Is Co-Parenting Right for You?
Regardless of the relationship you have with the other parent, your child comes first. The range of possible co-parenting options are endless, and it can be hard to know what will best suit your child.
Co-parenting, an arrangement in which both parents share the responsibilities of raising a child. And when both parents are able and willing to do so, co-parenting is preferred by professionals. Findings published by Linda Nielsen, a Wake Forest University professor, show that shared parenting is linked to better emotional, behavioral, and physical health outcomes for children of all ages.
Consider the Pros and Cons of co-parenting, and whether it will be a good fit for you. No one understands the dynamics in your relationships better than you, and it can be important to know what co-parenting will look like for you. Co-parenting is not easy and requires a complex toolbox of communication skills, patience, and cooperation that will inevitably be challenging in the wake of a breakup or divorce. However, when done right, it can be a game-changer for kids.
“What I know now and desperately needed to hear then is this: Let go of the family you thought you’d be and accept the family that you are. It won’t be easy, and there will be days when it feels nearly impossible. You will feel guilt, but you are not guilty.”
- Josh Lucas
Where to Begin
You and your co-parent are a team in the game of raising your child. Setting some ground rules and creating a shared understanding can build the strong foundation needed to help you both succeed. Creating healthy boundaries will also help to create productive conversations from the start.
A Parenting Plan is ultimately a list of everything that you do to provide and care for your children. From bedtime, meals, appointments, and school commitments, a parenting plan should span every aspect of a child’s life. Developing a parenting plan with your co-parent is a key part of starting logistical discussions that will build the future of your co-parenting. If possible, creating a parenting plan directly with your co-parent is the best route to take.
When Should I Call a Lawyer?
While it is entirely possible to co-parent without going to court, negotiating and planning your co-parenting plan will be complicated. Finding and hiring professionals, such as mediators or lawyers, can be an important piece of building a parenting plan.
Additionally, calculating the costs related to raising a child between two households needs to be considered. Maintain records of your spending and expenses when calculating your child support agreement. Remember that events may occur in the future when you could need to adjust your child support, and that is okay.
What if Co-Parenting Doesn’t Work?
Co-Parenting is not a one-size-fits-all solution, and it is possible that it may not suit your situation. There are many common co-parenting issues that families encounter on a regular basis.
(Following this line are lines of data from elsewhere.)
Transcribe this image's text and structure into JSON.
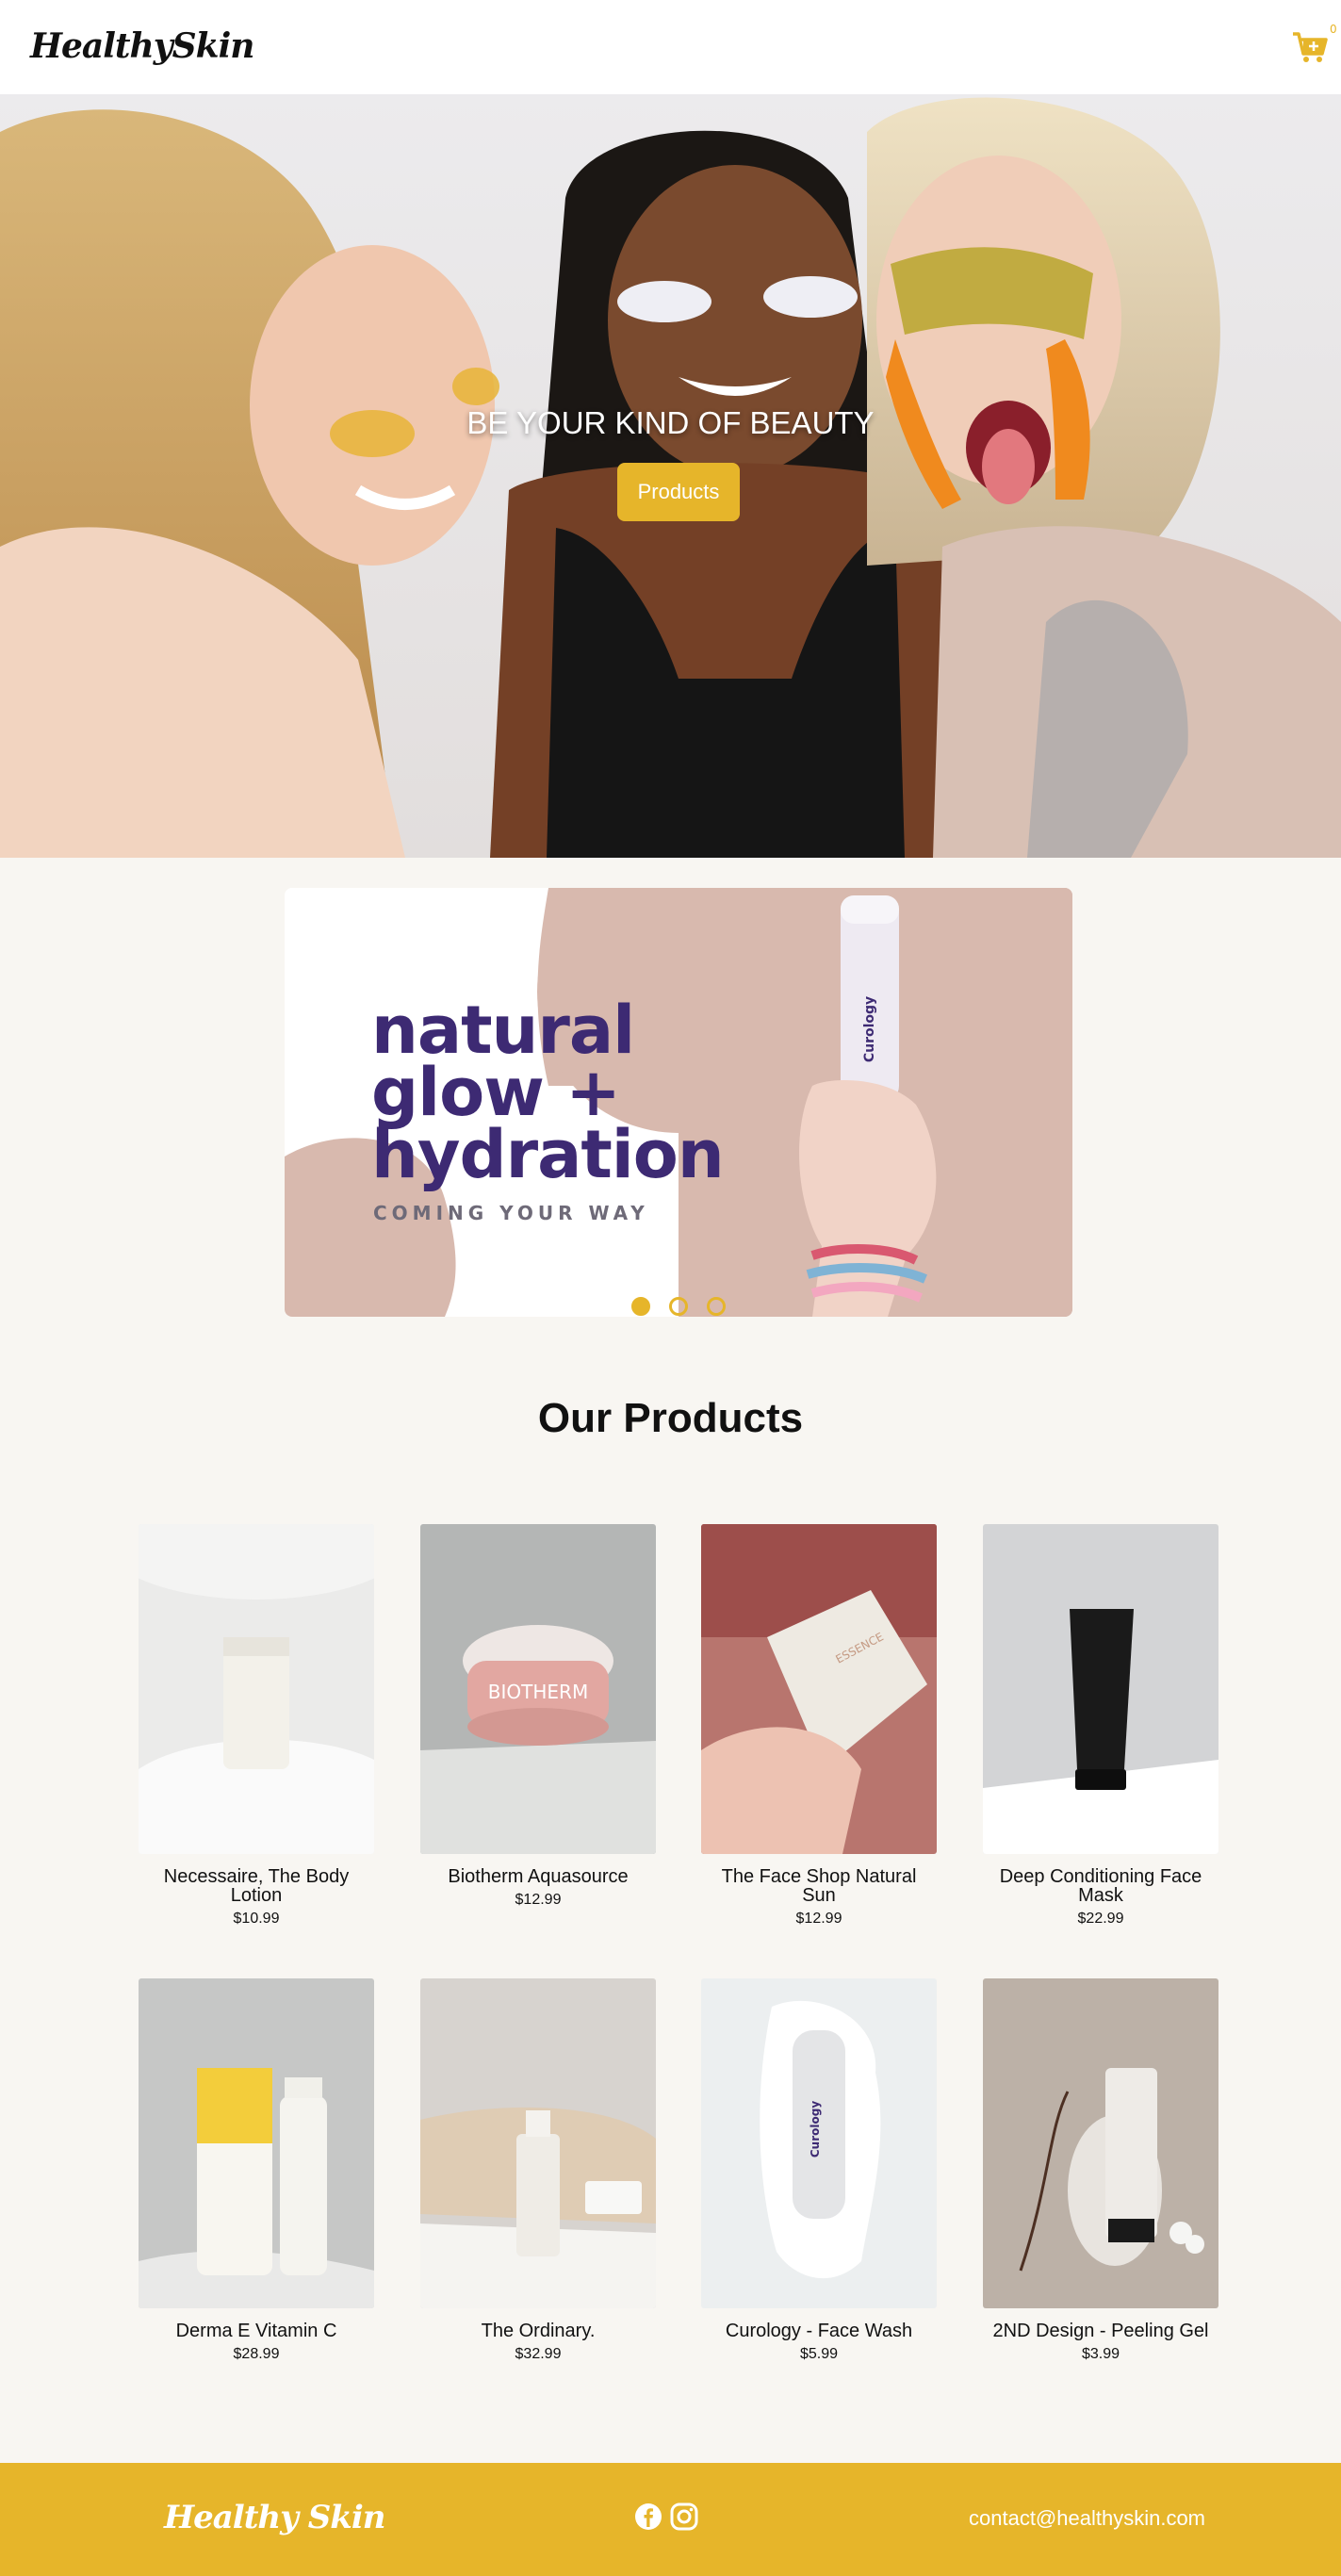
{
  "header": {
    "logo": "HealthySkin",
    "cart_icon": "cart-icon",
    "cart_count": "0"
  },
  "hero": {
    "title": "BE YOUR KIND OF BEAUTY",
    "button_label": "Products"
  },
  "carousel": {
    "headline_line1": "natural",
    "headline_line2": "glow +",
    "headline_line3": "hydration",
    "subheadline": "COMING YOUR WAY",
    "bottle_label": "Curology",
    "slides": 3,
    "active_slide": 1
  },
  "products_section": {
    "title": "Our Products",
    "items": [
      {
        "name": "Necessaire, The Body Lotion",
        "price": "$10.99"
      },
      {
        "name": "Biotherm Aquasource",
        "price": "$12.99"
      },
      {
        "name": "The Face Shop Natural Sun",
        "price": "$12.99"
      },
      {
        "name": "Deep Conditioning Face Mask",
        "price": "$22.99"
      },
      {
        "name": "Derma E Vitamin C",
        "price": "$28.99"
      },
      {
        "name": "The Ordinary.",
        "price": "$32.99"
      },
      {
        "name": "Curology - Face Wash",
        "price": "$5.99"
      },
      {
        "name": "2ND Design - Peeling Gel",
        "price": "$3.99"
      }
    ]
  },
  "footer": {
    "logo": "Healthy Skin",
    "social_icons": [
      "facebook-icon",
      "instagram-icon"
    ],
    "email": "contact@healthyskin.com"
  },
  "colors": {
    "accent": "#e6b52a",
    "headline": "#3d2a73",
    "page_bg": "#f8f6f2"
  }
}
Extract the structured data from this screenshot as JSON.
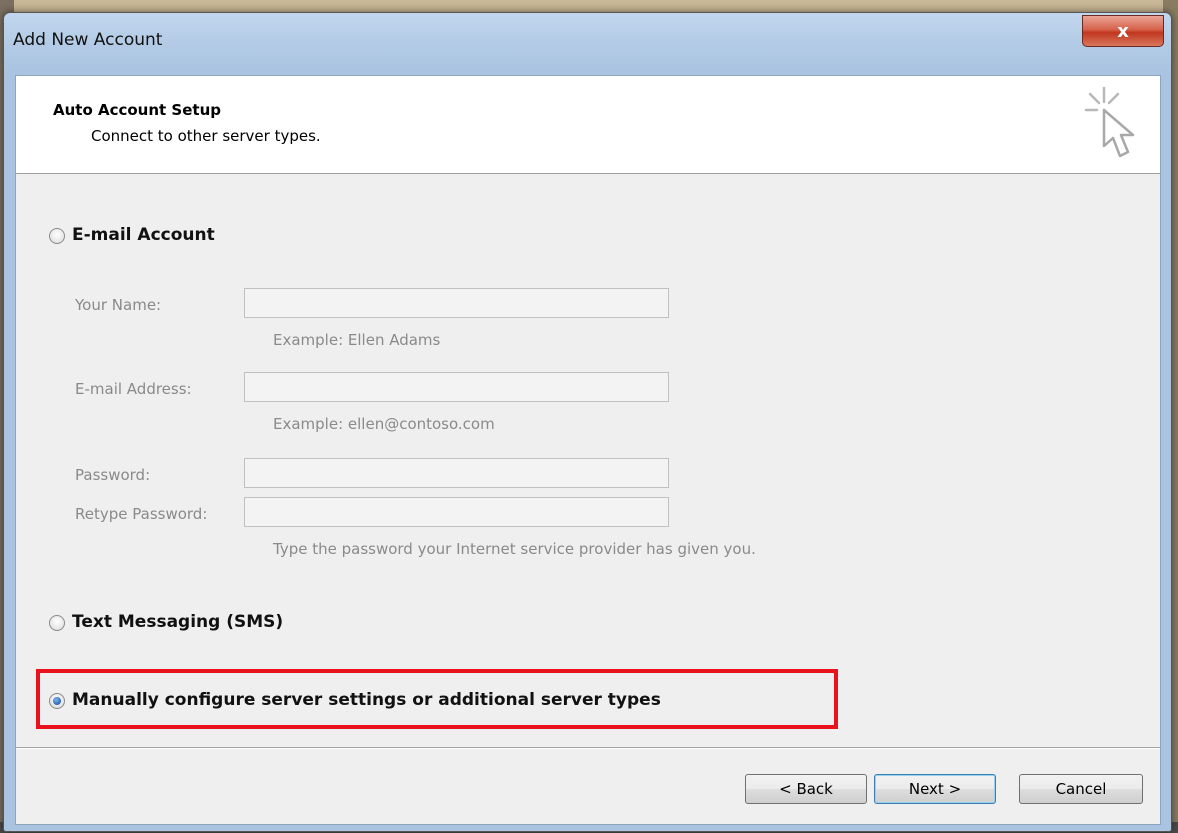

Continue to work towards a solution that allows your children to be safe, happy, and healthy.
"We're doing our very best and we're putting our kids first and that's how we're focusing on our day-to-day lives and we don't know what the future's going to hold, but each step that we take is one where we prioritize our children and everything else comes second."
- Ben Affleck
Talking Parents is a co-parenting communication service that helps tens of thousands of users every day. Through their free web application and premium mobile app, Talking Parents is an innovative service that improves accountability and communication between co-parents. Features include accountable calling, unalterable messaging, secure file storage, journals, shared calendars, and more.
Talking Parents also has a searchable directory of lawyers that can help you contact law firms in your area.